Records contained in a dataset:
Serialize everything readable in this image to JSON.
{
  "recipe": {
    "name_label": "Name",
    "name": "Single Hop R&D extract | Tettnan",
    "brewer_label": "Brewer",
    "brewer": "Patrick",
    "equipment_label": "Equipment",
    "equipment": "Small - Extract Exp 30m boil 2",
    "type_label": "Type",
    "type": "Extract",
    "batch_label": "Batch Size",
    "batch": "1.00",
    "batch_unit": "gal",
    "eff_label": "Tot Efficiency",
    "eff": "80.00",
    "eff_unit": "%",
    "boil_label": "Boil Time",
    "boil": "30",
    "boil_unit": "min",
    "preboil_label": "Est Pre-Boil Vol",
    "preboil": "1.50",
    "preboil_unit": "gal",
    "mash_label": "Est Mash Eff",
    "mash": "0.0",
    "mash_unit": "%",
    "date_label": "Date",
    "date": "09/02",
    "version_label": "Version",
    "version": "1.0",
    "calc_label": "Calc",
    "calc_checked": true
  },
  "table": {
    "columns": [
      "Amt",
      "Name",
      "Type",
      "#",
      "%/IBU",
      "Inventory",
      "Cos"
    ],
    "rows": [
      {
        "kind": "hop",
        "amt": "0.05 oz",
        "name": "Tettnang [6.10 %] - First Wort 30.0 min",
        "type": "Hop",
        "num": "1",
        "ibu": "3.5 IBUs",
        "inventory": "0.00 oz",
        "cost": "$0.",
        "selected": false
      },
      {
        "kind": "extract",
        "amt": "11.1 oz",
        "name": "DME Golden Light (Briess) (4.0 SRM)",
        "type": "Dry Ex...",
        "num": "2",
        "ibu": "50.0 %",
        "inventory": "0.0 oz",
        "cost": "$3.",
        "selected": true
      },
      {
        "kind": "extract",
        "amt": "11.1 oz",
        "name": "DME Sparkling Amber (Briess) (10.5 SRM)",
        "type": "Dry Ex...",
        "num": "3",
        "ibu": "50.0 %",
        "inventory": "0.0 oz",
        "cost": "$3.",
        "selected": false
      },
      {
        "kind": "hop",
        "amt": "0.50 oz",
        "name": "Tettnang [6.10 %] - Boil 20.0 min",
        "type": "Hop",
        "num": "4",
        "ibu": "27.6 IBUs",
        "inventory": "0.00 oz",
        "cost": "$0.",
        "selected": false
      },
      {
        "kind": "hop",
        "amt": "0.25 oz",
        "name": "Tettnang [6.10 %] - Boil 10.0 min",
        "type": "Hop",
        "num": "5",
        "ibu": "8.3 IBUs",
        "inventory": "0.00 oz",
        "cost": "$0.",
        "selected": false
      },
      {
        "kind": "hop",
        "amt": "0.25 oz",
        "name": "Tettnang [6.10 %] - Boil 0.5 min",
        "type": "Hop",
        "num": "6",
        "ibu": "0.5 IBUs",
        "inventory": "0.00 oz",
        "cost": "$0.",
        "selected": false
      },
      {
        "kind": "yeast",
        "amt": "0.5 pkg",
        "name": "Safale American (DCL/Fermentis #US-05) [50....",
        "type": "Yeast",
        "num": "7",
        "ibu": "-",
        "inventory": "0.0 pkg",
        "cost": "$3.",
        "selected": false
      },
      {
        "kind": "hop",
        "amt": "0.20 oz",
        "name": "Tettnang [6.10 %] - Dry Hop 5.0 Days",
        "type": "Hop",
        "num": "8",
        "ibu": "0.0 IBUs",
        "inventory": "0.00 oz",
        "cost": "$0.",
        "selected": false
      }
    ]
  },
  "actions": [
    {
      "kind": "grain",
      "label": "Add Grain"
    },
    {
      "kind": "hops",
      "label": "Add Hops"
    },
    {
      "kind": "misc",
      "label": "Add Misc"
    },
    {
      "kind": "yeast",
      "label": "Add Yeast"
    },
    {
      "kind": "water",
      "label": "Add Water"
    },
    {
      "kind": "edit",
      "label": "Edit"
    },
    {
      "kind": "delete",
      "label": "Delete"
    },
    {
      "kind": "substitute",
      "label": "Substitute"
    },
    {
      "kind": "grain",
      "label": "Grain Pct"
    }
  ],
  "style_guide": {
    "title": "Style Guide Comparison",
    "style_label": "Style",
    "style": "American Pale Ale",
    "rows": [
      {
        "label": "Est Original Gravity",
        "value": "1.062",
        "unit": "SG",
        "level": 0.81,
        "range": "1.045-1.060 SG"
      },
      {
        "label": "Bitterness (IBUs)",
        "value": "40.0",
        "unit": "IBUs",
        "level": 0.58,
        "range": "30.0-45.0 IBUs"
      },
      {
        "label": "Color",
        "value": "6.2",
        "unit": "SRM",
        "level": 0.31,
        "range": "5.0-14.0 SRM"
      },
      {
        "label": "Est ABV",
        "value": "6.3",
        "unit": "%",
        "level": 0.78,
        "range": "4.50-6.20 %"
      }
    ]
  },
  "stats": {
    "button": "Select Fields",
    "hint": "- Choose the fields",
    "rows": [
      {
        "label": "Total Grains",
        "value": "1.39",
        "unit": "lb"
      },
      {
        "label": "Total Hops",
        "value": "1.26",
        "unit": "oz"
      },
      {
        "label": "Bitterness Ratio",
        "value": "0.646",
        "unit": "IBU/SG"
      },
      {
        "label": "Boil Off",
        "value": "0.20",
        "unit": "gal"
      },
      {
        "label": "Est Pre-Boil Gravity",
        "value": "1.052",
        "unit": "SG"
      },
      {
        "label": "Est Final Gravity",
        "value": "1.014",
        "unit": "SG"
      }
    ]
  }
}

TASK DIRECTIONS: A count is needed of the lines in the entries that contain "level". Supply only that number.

OUTPUT BELOW: 4